With the primary weeks away, candidates are sharpening their attacks, ramping up in-person events and preparing to spend the millions of dollars that they have stockpiled. It was opening day for Coney Island’s famed amusement parks, long shuttered during the pandemic, and Andrew Yang — the 2020 presidential candidate who has shifted his personality-driven campaign to the New York City mayoral race — was in his element.
“Coney Island is open for business!” he declared on Friday, pumping his fists as he made his way down a windswept boardwalk. “New York City! Can you feel it?” What it felt like was a campaign event, and Mr. Yang was not the only mayoral candidate to take advantage. Scott M. Stringer, the city comptroller, mingled along the midway, playing games with his family; Kathryn Garcia, the former sanitation commissioner, rode bumper cars and visited small businesses.

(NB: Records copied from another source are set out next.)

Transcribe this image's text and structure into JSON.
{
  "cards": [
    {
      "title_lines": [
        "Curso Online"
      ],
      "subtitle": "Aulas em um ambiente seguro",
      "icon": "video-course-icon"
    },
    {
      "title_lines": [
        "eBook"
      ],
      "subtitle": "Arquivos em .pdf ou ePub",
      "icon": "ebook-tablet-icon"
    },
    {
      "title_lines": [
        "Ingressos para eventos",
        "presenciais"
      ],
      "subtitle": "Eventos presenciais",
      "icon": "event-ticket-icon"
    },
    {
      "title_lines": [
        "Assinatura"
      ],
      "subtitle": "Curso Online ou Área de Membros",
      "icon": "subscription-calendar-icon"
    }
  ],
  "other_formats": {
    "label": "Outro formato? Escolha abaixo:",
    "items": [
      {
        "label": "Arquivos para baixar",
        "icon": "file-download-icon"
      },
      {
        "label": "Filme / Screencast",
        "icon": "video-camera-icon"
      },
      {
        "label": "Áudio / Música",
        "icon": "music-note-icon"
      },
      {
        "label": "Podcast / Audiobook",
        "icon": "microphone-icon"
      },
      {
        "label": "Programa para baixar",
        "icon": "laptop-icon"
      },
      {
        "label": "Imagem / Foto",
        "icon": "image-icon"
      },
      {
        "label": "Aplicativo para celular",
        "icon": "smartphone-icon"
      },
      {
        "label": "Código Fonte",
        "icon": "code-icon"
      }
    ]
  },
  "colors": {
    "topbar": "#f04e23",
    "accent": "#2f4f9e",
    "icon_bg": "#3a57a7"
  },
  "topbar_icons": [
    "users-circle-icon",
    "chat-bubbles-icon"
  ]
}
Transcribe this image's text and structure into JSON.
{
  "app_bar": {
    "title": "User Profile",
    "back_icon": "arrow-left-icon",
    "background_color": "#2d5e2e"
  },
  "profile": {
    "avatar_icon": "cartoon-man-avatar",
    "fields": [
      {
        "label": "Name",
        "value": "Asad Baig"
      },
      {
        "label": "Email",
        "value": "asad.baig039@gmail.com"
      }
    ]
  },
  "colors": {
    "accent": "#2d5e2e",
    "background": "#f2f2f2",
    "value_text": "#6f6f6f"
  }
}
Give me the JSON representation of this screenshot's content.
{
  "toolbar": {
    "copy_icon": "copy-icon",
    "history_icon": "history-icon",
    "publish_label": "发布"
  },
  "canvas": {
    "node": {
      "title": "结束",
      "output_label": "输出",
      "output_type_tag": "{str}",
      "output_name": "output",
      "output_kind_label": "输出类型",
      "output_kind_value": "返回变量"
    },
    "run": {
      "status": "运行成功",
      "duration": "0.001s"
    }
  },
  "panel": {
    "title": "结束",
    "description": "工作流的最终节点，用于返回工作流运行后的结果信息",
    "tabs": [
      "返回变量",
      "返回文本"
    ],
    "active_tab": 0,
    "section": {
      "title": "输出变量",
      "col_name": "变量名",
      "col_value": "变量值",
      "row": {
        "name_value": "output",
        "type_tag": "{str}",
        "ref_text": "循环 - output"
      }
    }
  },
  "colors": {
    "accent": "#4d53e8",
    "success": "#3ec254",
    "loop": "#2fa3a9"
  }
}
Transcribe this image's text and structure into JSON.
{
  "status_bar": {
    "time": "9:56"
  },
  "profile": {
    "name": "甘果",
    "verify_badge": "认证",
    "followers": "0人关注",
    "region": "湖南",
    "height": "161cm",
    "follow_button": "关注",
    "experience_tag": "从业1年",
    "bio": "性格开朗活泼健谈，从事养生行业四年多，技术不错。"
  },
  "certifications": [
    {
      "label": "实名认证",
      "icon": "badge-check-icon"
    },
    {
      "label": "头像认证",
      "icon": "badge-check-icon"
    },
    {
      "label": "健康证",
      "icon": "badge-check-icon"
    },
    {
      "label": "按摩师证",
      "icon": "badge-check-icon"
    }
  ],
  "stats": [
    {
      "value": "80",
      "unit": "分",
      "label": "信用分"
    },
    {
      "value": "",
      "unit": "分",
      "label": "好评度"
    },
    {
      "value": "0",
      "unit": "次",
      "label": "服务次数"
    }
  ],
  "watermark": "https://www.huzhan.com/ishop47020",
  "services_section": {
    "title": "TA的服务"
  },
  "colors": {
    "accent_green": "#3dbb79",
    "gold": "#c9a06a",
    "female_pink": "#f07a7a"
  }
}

New York faces immense challenges on the road to recovery from the pandemic. Thousands of deaths, economic devastation, rising violent crime and deep racial and socioeconomic inequality complicate the city’s path forward at every turn, making the upcoming mayor’s race the most consequential city contest in at least two decades. Now, as the city slowly comes back to life amid warmer weather and coronavirus vaccinations, the race is entering a new, increasingly vigorous phase. After months of conducting virtual fund-raisers and participating in an endless round of online mayoral forums, candidates are sharpening their attacks, ramping up their in-person campaign schedules and preparing to spend the millions of dollars that several contenders have stockpiled but few have spent on public advertising.
About 10 weeks before the June 22 Democratic primary that is likely to determine the next mayor, four candidates currently make up the top tier of contenders, according to available polling and interviews with elected officials and party strategists. There is Mr. Yang, the undisputed poll leader; Eric Adams, the Brooklyn borough president; Mr. Stringer; and Maya D. Wiley, a former counsel to Mayor Bill de Blasio and a former MSNBC analyst. But the race appears fluid enough for a candidate to break out late like Mr. de Blasio did in 2013, with many undecided voters only now beginning to consider the race, according to interviews with New York Democrats across the city and some polling data.